Kobe ter Neuzen v. Korn

[1995] 3 S.C.R. 674, [1995] S.C.J. No. 79
Download Judgment: English French

The plaintiff was infected with HIV through an artificial insemination (“AI”) procedure performed by the defendant physician in 1985, before the various methods of HIV transmission were widely known.

The physician performed 35 AI procedures on the plaintiff between 1981 and January 1985. The physician did not warn the plaintiff about the possibility of HIV infection. He claimed to have been unaware that HIV could be transmitted via AI, although there had been events within the medical community that pointed to this connection. In 1983, a letter was published in the New England Journal of Medicine that hypothesized a risk of transmitting sexually transmitted diseases through AI. In 1984, all AI clinics in Australia were closed due to the significant risk of HIV infection. The physician maintained that he was unaware of the risk until September 1985, when he read a journal article that documented the first confirmed case of infection via AI. Upon learning of this danger, he immediately suspended his AI practice.

At the time the plaintiff became infected, there was no HIV test for bodily fluids available in Canada. The physician relied on an interview process to screen out high-risk patients based on reported medical history, sexual activity, sexual orientation, and a general physical examination.

At trial, the jury was instructed that they could find the physician’s actions negligent if he failed to comply with the standard medical practice at that time. Alternatively, they could find that the standard medical practice itself was negligent. The jury found the physician negligent and awarded the plaintiff $883,800. On appeal, the British Columbia Court of Appeal set aside the jury’s verdict and ordered a new trial.

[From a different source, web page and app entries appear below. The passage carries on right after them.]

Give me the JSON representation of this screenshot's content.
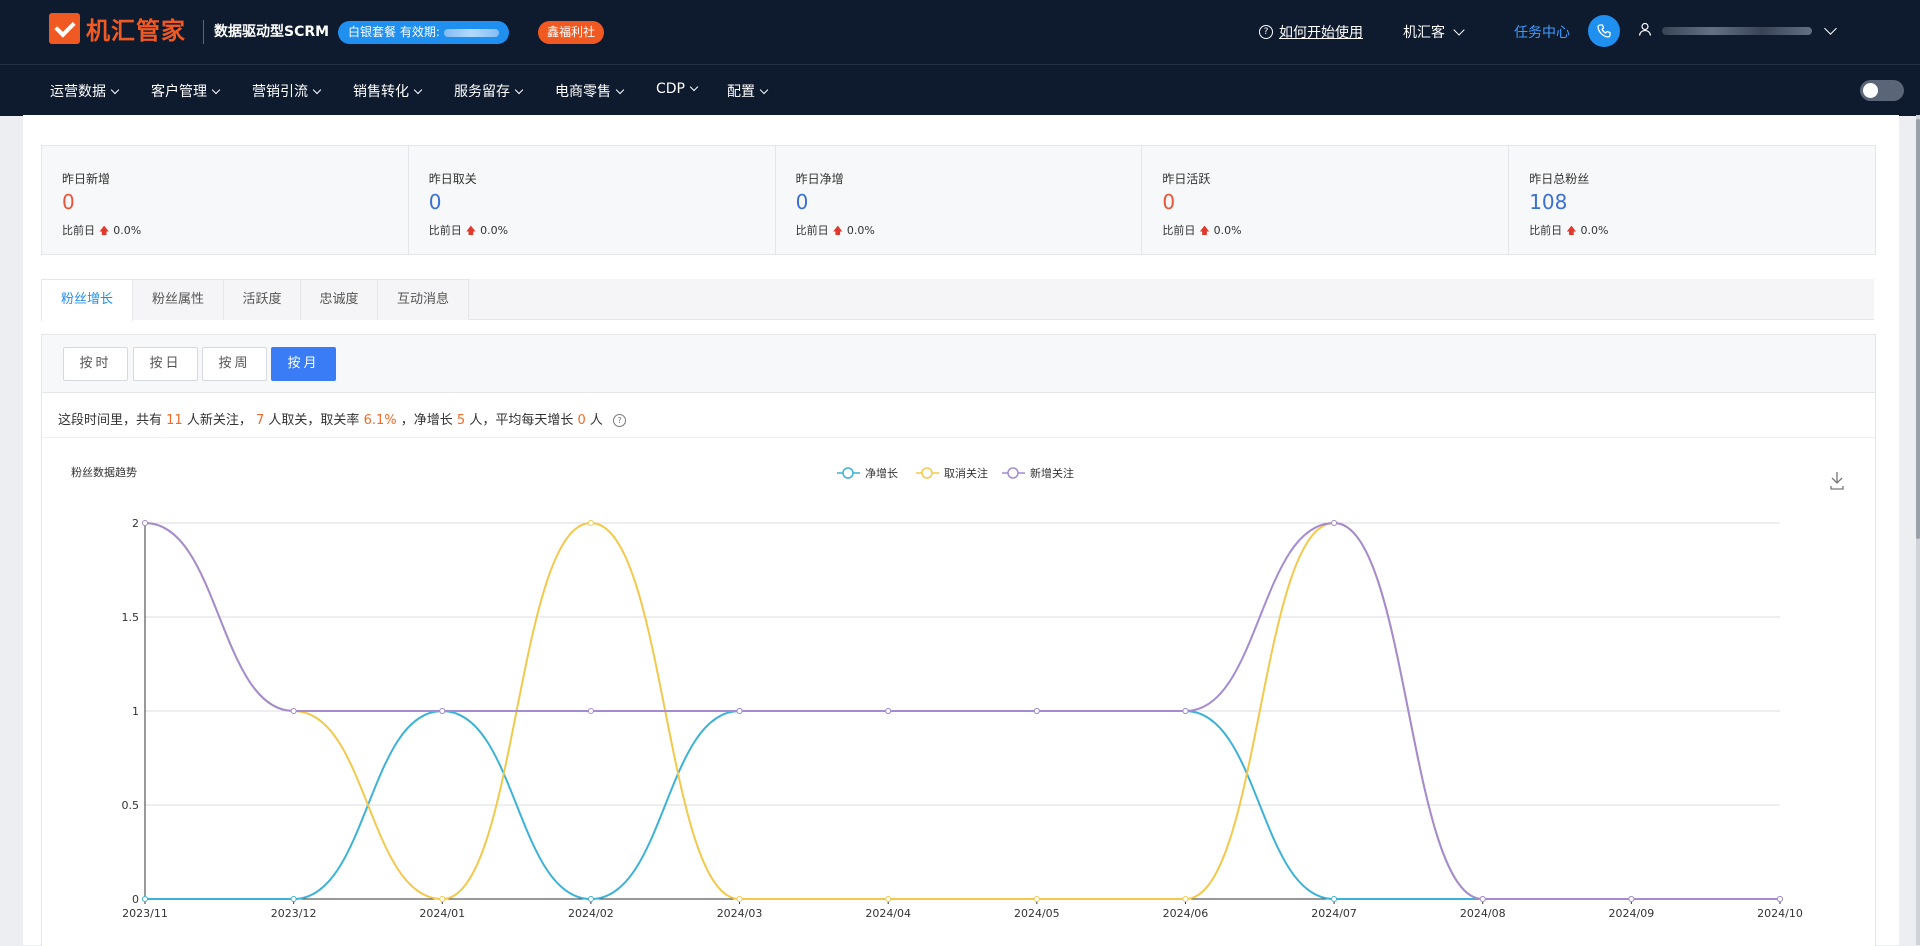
{
  "header": {
    "logo_text": "机汇管家",
    "subtitle": "数据驱动型SCRM",
    "package_label": "白银套餐 有效期:",
    "welfare_label": "鑫福利社",
    "help_label": "如何开始使用",
    "app_switch_label": "机汇客",
    "task_center_label": "任务中心",
    "icons": {
      "help": "question-circle-icon",
      "phone": "phone-icon",
      "user": "user-icon"
    }
  },
  "nav": {
    "items": [
      {
        "label": "运营数据"
      },
      {
        "label": "客户管理"
      },
      {
        "label": "营销引流"
      },
      {
        "label": "销售转化"
      },
      {
        "label": "服务留存"
      },
      {
        "label": "电商零售"
      },
      {
        "label": "CDP"
      },
      {
        "label": "配置"
      }
    ]
  },
  "stats": [
    {
      "label": "昨日新增",
      "value": "0",
      "compare_label": "比前日",
      "change": "0.0%",
      "color": "#e8553a"
    },
    {
      "label": "昨日取关",
      "value": "0",
      "compare_label": "比前日",
      "change": "0.0%",
      "color": "#3b6fd4"
    },
    {
      "label": "昨日净增",
      "value": "0",
      "compare_label": "比前日",
      "change": "0.0%",
      "color": "#3b6fd4"
    },
    {
      "label": "昨日活跃",
      "value": "0",
      "compare_label": "比前日",
      "change": "0.0%",
      "color": "#e8553a"
    },
    {
      "label": "昨日总粉丝",
      "value": "108",
      "compare_label": "比前日",
      "change": "0.0%",
      "color": "#3b6fd4"
    }
  ],
  "tabs": [
    {
      "label": "粉丝增长",
      "active": true
    },
    {
      "label": "粉丝属性",
      "active": false
    },
    {
      "label": "活跃度",
      "active": false
    },
    {
      "label": "忠诚度",
      "active": false
    },
    {
      "label": "互动消息",
      "active": false
    }
  ],
  "granularity": [
    {
      "label": "按时",
      "active": false
    },
    {
      "label": "按日",
      "active": false
    },
    {
      "label": "按周",
      "active": false
    },
    {
      "label": "按月",
      "active": true
    }
  ],
  "summary": {
    "p1": "这段时间里，共有",
    "new": "11",
    "p2": "人新关注，",
    "unfollow": "7",
    "p3": "人取关，取关率",
    "rate": "6.1%",
    "p4": "，净增长",
    "net": "5",
    "p5": "人，平均每天增长",
    "avg": "0",
    "p6": "人"
  },
  "chart_data": {
    "type": "line",
    "title": "粉丝数据趋势",
    "categories": [
      "2023/11",
      "2023/12",
      "2024/01",
      "2024/02",
      "2024/03",
      "2024/04",
      "2024/05",
      "2024/06",
      "2024/07",
      "2024/08",
      "2024/09",
      "2024/10"
    ],
    "ylim": [
      0,
      2
    ],
    "yticks": [
      "0",
      "0.5",
      "1",
      "1.5",
      "2"
    ],
    "grid": true,
    "legend_position": "top-center",
    "smooth": true,
    "series": [
      {
        "name": "净增长",
        "color": "#3bb2d6",
        "values": [
          0,
          0,
          1,
          0,
          1,
          1,
          1,
          1,
          0,
          0,
          0,
          0
        ]
      },
      {
        "name": "取消关注",
        "color": "#f2c94c",
        "values": [
          2,
          1,
          0,
          2,
          0,
          0,
          0,
          0,
          2,
          0,
          0,
          0
        ]
      },
      {
        "name": "新增关注",
        "color": "#a48bd2",
        "values": [
          2,
          1,
          1,
          1,
          1,
          1,
          1,
          1,
          2,
          0,
          0,
          0
        ]
      }
    ]
  }
}
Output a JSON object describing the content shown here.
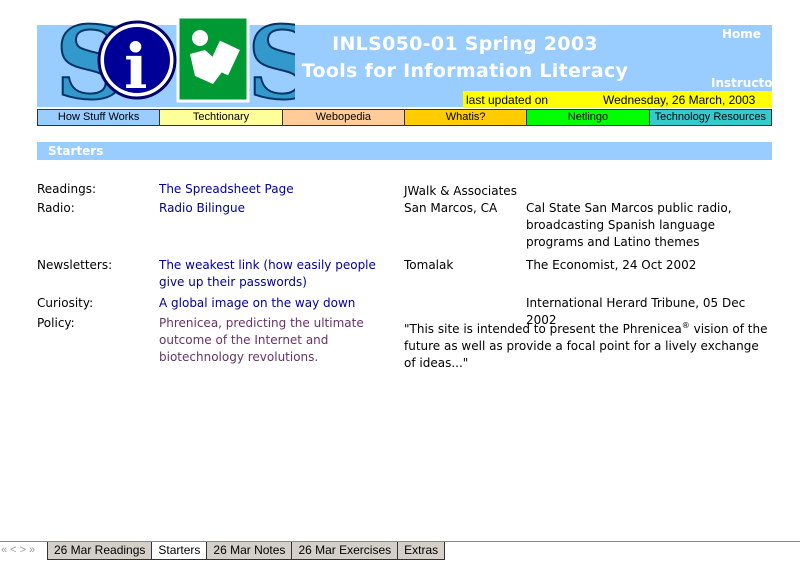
{
  "header": {
    "title_line1": "INLS050-01 Spring 2003",
    "title_line2": "Tools for Information Literacy",
    "home_link": "Home",
    "instructor_link": "Instructor",
    "updated_label": "last updated on",
    "updated_date": "Wednesday, 26 March, 2003",
    "logo_letters": "SiLS"
  },
  "nav": [
    {
      "label": "How Stuff Works",
      "color": "#99ccff"
    },
    {
      "label": "Techtionary",
      "color": "#ffff99"
    },
    {
      "label": "Webopedia",
      "color": "#ffcc99"
    },
    {
      "label": "Whatis?",
      "color": "#ffcc00"
    },
    {
      "label": "Netlingo",
      "color": "#00ff00"
    },
    {
      "label": "Technology Resources",
      "color": "#33cccc"
    }
  ],
  "section": {
    "title": "Starters"
  },
  "rows": [
    {
      "category": "Readings:",
      "link": "The Spreadsheet Page",
      "source": "JWalk & Associates",
      "desc": ""
    },
    {
      "category": "Radio:",
      "link": "Radio Bilingue",
      "source": "San Marcos, CA",
      "desc": "Cal State San Marcos public radio, broadcasting Spanish language programs and Latino themes"
    },
    {
      "category": "Newsletters:",
      "link": "The weakest link (how easily people give up their passwords)",
      "source": "Tomalak",
      "desc": "The Economist, 24 Oct 2002"
    },
    {
      "category": "Curiosity:",
      "link": "A global image on the way down",
      "source": "",
      "desc": "International Herard Tribune, 05 Dec 2002"
    },
    {
      "category": "Policy:",
      "link": "Phrenicea, predicting the ultimate outcome of the Internet and biotechnology revolutions.",
      "quote_before": "\"This site is intended to present the Phrenicea",
      "quote_sup": "®",
      "quote_after": " vision of the future as well as provide a focal point for a lively exchange of ideas...\""
    }
  ],
  "tabbar": {
    "nav_symbols": [
      "«",
      "<",
      ">",
      "»"
    ],
    "tabs": [
      "26 Mar Readings",
      "Starters",
      "26 Mar Notes",
      "26 Mar Exercises",
      "Extras"
    ],
    "active_index": 1
  }
}
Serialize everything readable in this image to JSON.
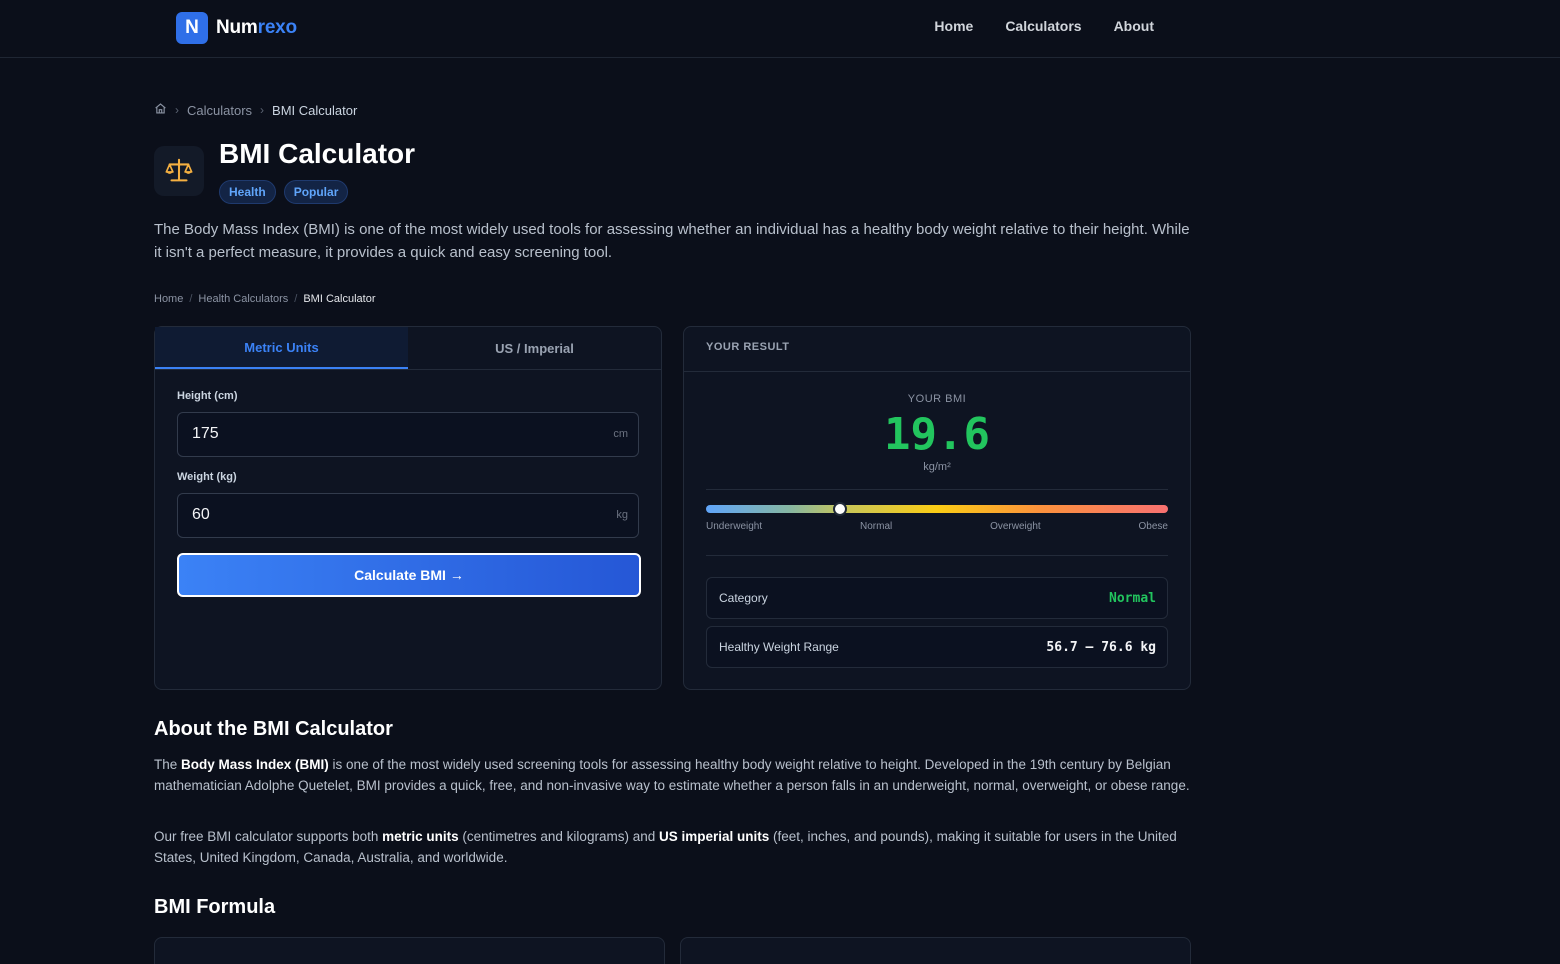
{
  "brand": {
    "prefix": "Num",
    "accent": "rexo",
    "logo_letter": "N"
  },
  "nav": {
    "home": "Home",
    "calculators": "Calculators",
    "about": "About"
  },
  "breadcrumb": {
    "calculators": "Calculators",
    "current": "BMI Calculator"
  },
  "header": {
    "title": "BMI Calculator",
    "badges": [
      "Health",
      "Popular"
    ]
  },
  "intro": "The Body Mass Index (BMI) is one of the most widely used tools for assessing whether an individual has a healthy body weight relative to their height. While it isn't a perfect measure, it provides a quick and easy screening tool.",
  "breadcrumb2": {
    "home": "Home",
    "section": "Health Calculators",
    "current": "BMI Calculator"
  },
  "calculator": {
    "tabs": [
      "Metric Units",
      "US / Imperial"
    ],
    "height_label": "Height (cm)",
    "height_value": "175",
    "height_unit": "cm",
    "weight_label": "Weight (kg)",
    "weight_value": "60",
    "weight_unit": "kg",
    "button": "Calculate BMI →"
  },
  "result": {
    "heading": "YOUR RESULT",
    "bmi_label": "YOUR BMI",
    "bmi_value": "19.6",
    "bmi_unit": "kg/m²",
    "scale_labels": [
      "Underweight",
      "Normal",
      "Overweight",
      "Obese"
    ],
    "indicator_fraction": 0.29,
    "category_label": "Category",
    "category_value": "Normal",
    "range_label": "Healthy Weight Range",
    "range_value": "56.7 – 76.6 kg"
  },
  "about": {
    "heading": "About the BMI Calculator",
    "p1_a": "The ",
    "p1_b": "Body Mass Index (BMI)",
    "p1_c": " is one of the most widely used screening tools for assessing healthy body weight relative to height. Developed in the 19th century by Belgian mathematician Adolphe Quetelet, BMI provides a quick, free, and non-invasive way to estimate whether a person falls in an underweight, normal, overweight, or obese range.",
    "p2_a": "Our free BMI calculator supports both ",
    "p2_b": "metric units",
    "p2_c": " (centimetres and kilograms) and ",
    "p2_d": "US imperial units",
    "p2_e": " (feet, inches, and pounds), making it suitable for users in the United States, United Kingdom, Canada, Australia, and worldwide."
  },
  "formula": {
    "heading": "BMI Formula"
  },
  "colors": {
    "accent": "#3b82f6",
    "success": "#22c55e",
    "background": "#0b0f1a"
  }
}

The Supreme Court upheld the decision of the Court of Appeal and granted a new trial. It reasoned that there were two separate aspects to the claim of professional negligence: (1) breach of duty arising from the failure to be aware of the risk of HIV infection through the use of AI; and (2) breach of duty with respect to the screening and follow-up of donors. The Court decided that a jury acting judicially could not have found the defendant negligent on the first aspect as he had exercised the degree of skill of an average medical specialist given the limited state of knowledge about HIV transmission at the time he performed AI on the plaintiff. Furthermore, the instructions given to the jury were deficient, as a jury would not have the expertise to find that the standard of medical practice itself was negligent. It was impossible to elucidate on what grounds the jury found the defendant negligent.

The Court found that the semen used was not under warranty to be free of HIV contamination for the following three reasons: (1) there was no indication of contractual liability; (2) the Sale of Goods Act did not apply as the primary purpose of the contract was for professional medical services and not the sale of semen; and (3) in the context of providing medical services, it would not be appropriate for medical professionals to be held strictly liable under warranty. The action should thus be restricted to negligence.

The Court also held that the non-pecuniary damages awarded by the jury were excessive. It decided that the upper limit of $100,000 established in Andrews v Grand & Toy Alberta Ltd. (1978) should apply. Trial judges should inform juries of this limit only when they believe that the jury may be inclined to award non-pecuniary damages that exceed it. The trial judge should be empowered to reassess awards that exceed this limit, in order to avert unnecessary appeals.

In her concurring judgement, L’Heureux-Dubé J argued that it was improper for the trial judge to counsel the jury on the amount of damages, and that the limit should not apply to the present case as the injury sustained was a different type than those sustained in Andrews. While agreeing that excessive awards should be reduced by the trial judge, she maintained that, generally, the jury’s decision should be respected.

“It is well settled that physicians have a duty to conduct their practice in accordance with the conduct of a prudent and diligent doctor in the same circumstances. In the case of a specialist, such as a gynaecologist and obstetrician, the doctor's behaviour must be assessed in light of the conduct of other ordinary specialists, who possess a reasonable level of knowledge, competence and skill expected of professionals in Canada, in that field.” Para. 46.

“…as a general rule, where a procedure involves difficult or uncertain questions of medical treatment or complex, scientific or highly technical matters that are beyond the ordinary experience and understanding of a judge or jury, it will not be open to find a standard medical practice negligent. On the other hand, as an exception to the general rule, if a standard practice fails to adopt obvious and reasonable precautions which are readily apparent to the ordinary finder of fact, then it is no excuse for a practitioner to claim that he or she was merely conforming to such a negligent common practice.” Para. 64.

“Moreover, the evidence established that the state of medical knowledge about AIDS and HIV was highly variable even between highly qualified scientists. There were differences of opinion between public health authorities and practitioners in different medical communities. In our judgment, this was not the kind of case where a judge could properly instruct the jury that it could decide that a practice that conformed to what other practitioners similarly situated were following was negligent.” Para. 70.